You only get to die once. Practice scorning death now so that you regard it with the proper contempt when the time comes, and men may say of you, “He died / As one that had been studied in his death / To throw away the dearest thing he owed / as ’twere a careless trifle” (Malcolm, from Macbeth, Act I, scene 4). The upper level class memorized Holy Sonnet X at the beginning of the school year, and the 3rd-5th class is putting the final touches on their memorization of it now.
Death, be not proud, though some have called thee
Mighty and dreadful, for thou art not so;
For those whom thou think’st thou dost overthrow
Die not, poor Death, nor yet canst thou kill me.
From rest and sleep, which but thy pictures be,
Much pleasure; then from thee much more must flow,
And soonest our best men with thee do go,
Rest of their bones, and soul’s delivery.
Thou art slave to fate, chance, kings, and desperate men,
And dost with poison, war, and sickness dwell,
And poppy or charms can make us sleep as well
And better than thy stroke; why swell’st thou then?

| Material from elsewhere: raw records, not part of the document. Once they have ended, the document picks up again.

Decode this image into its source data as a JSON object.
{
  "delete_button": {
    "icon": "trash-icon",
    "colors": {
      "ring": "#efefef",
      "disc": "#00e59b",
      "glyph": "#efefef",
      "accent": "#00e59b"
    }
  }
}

One short sleep past, we wake eternally
And death shall be no more; Death, thou shalt die.
Death has a frightening reputation among men. But why? Christ has risen from the dead and will never die again; death no longer has dominion over him (Rom. 6:9). Jesus promises, “For this is the will of my Father, that everyone who looks on the Son and believes in him should have eternal life, and I will raise him up on the last day” (Jn. 6:40). And the Scripture says, “Do you not know that all of us who have been baptized into Christ Jesus were baptized into his death? We were buried therefore with him by baptism into death, in order that, just as Christ was raised from the dead by the glory of the Father, we too might walk in newness of life” (Rom. 6:3-4).
Because Christ will raise the dead, those whom death kills don’t stay dead, but get up again. Thus death is more like rest and sleep, and since we derive pleasure from those, death must provide even more pleasure. In the end, we’re going to be alive. And what of death? Death shall be no more. So we see who really ends up dead: “Death, thou shalt die.”
Image: Anastasis, Chora Church, 14th c.